trumpet and Czukay's dictaphone samples of eerie Oriental incantations, momentarily recreate that lost Eden before our astonished ears.
Alchemy (1985) comprises voice-less material originally presented to confound record company demands for a poppier Sylvian, and only released as a limited edition cassette. "Words With The Shaman" is reminiscent of the marvellous meandering second side of Byrne and Eno's My Life In The Bush Of Ghosts. "The Stigma Of Childhood" is like time-lapse photography of dew forming, while "Steel Cathedrals" starts as just the faintest tingling in the
furthest reaches of the sky, as tremulous and impending as Talking Heads' "The Overload", before the entrance of a nomadic rhythm track and probing solos from the gang.
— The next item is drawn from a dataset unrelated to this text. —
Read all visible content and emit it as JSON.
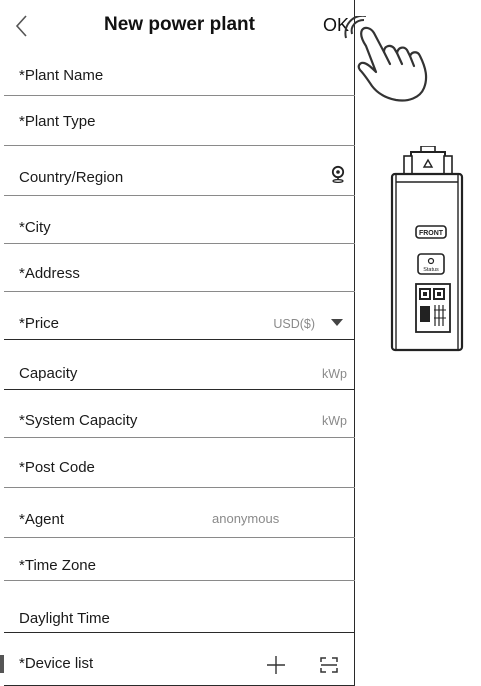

With Gone To Earth and Secrets Of The Beehive, Sylvian moved a little closer to pop's orbit. Gone To Earth (1986) has lovely moments ("Riverman") but often there's a rather uneasy fusion between the ambient backdrops and Sylvian's vocal melodies; melodies that are too elliptical to work as pop, but not quicksilver enough to filter happily through the neo-jazz settings. Secrets Of The Beehive (1987) is a much more successful rapprochement between the
unmoored spaciousness of improvisation, and the cogency of pop. Songs like "Orpheus" and "Let the Happiness In" have elegantly epic arrangements and a voluptuous melancholy that are reminescent of Scott Walker.
But the instrumental half of Gone To Earth (released on CD for the first time) is something else again: a collection of reveries each as absorbing as a first class sunset. The Eric Satie idea of simplicity and repetition is taken to its furthest limits. Each piece consists of an agonisingly poignant motif (most often, a cat's cradle of lachrymose guitar harmonics) which is repeated slowly and
with minimal inflection against washes of watercolour synth. As with all his best music, the word that springs to my mind is entropy: energy succumbing and subsiding into enchanted inertia, perfect quietude.
I'm a late convert to David Sylvian's vision. If anyone else has preconceptions to shed (I once dismissed Gone To Earth as "jet-set mysticism") then this beautiful collection provides the ideal opportunity.